__TASK DATA__
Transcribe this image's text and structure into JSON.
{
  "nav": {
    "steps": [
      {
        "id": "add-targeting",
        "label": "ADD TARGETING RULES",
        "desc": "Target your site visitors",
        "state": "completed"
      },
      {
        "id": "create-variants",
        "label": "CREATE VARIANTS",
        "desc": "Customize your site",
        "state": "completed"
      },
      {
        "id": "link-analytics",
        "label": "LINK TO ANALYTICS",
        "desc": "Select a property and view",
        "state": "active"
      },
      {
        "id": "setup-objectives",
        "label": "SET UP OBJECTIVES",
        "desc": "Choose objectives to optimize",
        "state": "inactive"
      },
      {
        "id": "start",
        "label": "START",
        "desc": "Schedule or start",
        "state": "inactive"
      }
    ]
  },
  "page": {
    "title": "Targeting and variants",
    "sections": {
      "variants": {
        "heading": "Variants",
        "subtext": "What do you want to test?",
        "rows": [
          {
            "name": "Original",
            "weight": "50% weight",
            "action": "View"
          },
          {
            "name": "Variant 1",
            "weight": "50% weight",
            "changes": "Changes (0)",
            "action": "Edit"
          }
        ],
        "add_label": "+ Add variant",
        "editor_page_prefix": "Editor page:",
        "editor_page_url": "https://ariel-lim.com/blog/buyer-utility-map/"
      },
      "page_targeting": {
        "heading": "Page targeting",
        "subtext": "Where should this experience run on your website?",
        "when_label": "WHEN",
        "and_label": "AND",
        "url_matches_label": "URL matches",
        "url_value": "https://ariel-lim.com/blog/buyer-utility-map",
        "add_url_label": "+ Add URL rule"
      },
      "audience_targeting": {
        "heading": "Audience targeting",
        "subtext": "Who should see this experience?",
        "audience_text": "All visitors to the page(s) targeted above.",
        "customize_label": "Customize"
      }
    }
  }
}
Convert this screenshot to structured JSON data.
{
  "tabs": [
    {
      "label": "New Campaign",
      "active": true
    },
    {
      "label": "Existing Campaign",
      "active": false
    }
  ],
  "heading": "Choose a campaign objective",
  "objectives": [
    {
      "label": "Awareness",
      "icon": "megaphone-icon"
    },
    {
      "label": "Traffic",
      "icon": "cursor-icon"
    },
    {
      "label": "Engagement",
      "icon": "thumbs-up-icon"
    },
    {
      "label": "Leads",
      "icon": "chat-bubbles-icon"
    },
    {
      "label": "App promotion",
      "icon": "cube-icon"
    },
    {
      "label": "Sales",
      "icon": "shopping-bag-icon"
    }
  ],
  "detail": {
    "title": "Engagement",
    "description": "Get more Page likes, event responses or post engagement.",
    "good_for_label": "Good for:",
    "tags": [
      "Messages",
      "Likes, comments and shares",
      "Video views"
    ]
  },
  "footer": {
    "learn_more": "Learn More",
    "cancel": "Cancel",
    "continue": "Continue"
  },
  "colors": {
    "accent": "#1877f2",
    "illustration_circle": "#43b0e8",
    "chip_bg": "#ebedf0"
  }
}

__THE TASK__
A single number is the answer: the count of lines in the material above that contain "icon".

__EXERCISE OUTPUT__
6